Frito-Lay Initiative to Validate, Label Gluten-free Products
In tandem with National Celiac Disease Awareness Month in May, PepsiCo’s Frito-Lay North America division has introduced a multi-year initiative to validate many of their products as gluten-free, with new package labeling to follow. Since many of the company’s snacks, including Lay’s Classic potato chips and Fritos Original corn chips, are made from simple ingredients like corn or potatoes, they’ve always been free of gluten.
Rather than removing gluten from existing products, Frito-Lay has developed a gluten-free validation process, in cooperation with the Food Allergy Research and Resource Program (FARRP) at the University of Nebraska-Lincoln and the Celiac Disease Foundation (CDF), for testing ingredients and finished products to make sure that they contain less than 20 parts per million (ppm) of gluten before making a “gluten free” claim. This level is in accordance with the limit determined by the FDA in its Proposed Rule for Gluten Free Labeling (2007).
Additionally, Frito-Lay is teaming with the CDF and the National Foundation for Celiac Awareness (NFCA) to inform consumers and health professionals of gluten-free resources and options. Activities through these partnerships will include development of educational content in English and Spanish, and cross-promotion via social media.
“We understand that living with gluten sensitivities can present some challenges, and when you or a loved one is diagnosed it, can be overwhelming and confusing,” said Kari Hecker Ryan, group manager of nutrition science and regulatory affairs at Plano, Texas-based Frito-Lay North America, a division of PepsiCo in Purchase, N.Y. “We are doing our due diligence to ensure that our validated products comply with the proposed standards by testing ingredients and finished products, so the shopper can trust our gluten-free claim.”
“Frito-Lay will make label reading especially easy for gluten sensitive consumers, as it is starts to include its own Gluten Free symbol or claim on qualified snack products,” noted Marilyn Geller, COO of Woodland Hills, Calif.-based CDF, a nonprofit voluntary health organization dedicated to providing services and support regarding celiac disease and gluten sensitivity through awareness, education, advocacy and research.
“Gluten-free grocery shopping can be stressful at times, especially for those newly diagnosed," added Alice Bast, president of the nonprofit NFCA, which, through its comprehensive website, provides a variety of resources to both consumers and professionals, among them free webinars, cooking videos and printable guides. “The transition to the gluten-free diet is easier when familiar brands already in the pantry make a gluten-free commitment. Frito-Lay's effort to provide its customers with easy-to-access information is commendable, and we would like to see more national brands embrace this level of clarity.”

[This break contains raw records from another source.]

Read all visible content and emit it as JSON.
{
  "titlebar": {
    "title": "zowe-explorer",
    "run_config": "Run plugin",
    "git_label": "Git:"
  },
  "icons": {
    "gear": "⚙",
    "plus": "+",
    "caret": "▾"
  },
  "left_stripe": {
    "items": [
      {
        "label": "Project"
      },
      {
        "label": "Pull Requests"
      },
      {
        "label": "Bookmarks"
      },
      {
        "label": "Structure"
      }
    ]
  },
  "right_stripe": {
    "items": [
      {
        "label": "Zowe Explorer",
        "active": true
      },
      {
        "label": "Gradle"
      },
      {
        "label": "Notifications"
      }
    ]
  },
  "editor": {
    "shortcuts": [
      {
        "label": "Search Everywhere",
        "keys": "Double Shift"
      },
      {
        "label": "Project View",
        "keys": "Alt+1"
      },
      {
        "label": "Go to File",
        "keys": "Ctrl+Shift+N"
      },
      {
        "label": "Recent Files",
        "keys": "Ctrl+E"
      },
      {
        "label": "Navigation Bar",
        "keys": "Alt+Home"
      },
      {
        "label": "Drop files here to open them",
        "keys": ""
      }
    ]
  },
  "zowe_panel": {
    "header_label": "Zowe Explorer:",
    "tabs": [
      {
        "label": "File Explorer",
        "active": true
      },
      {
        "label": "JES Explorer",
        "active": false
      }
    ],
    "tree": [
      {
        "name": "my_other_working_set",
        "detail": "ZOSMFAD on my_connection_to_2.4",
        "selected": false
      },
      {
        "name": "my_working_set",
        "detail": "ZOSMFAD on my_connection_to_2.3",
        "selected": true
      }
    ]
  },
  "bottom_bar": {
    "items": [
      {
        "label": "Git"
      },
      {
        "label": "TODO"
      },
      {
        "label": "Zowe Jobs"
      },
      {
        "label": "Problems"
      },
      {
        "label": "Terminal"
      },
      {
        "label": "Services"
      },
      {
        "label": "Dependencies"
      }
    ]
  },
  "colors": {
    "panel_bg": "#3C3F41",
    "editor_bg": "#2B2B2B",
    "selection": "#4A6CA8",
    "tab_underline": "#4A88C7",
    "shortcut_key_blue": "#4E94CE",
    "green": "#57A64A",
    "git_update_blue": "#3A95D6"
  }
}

The gluten-free claim that Frito-Lay is adding to qualified products appears as a “GF” icon and/or a statement on the back of the bag. Packaging changes are being gradually phased in. Meanwhile, consumers can check online to find out which Frito-Lay products qualify as gluten-free.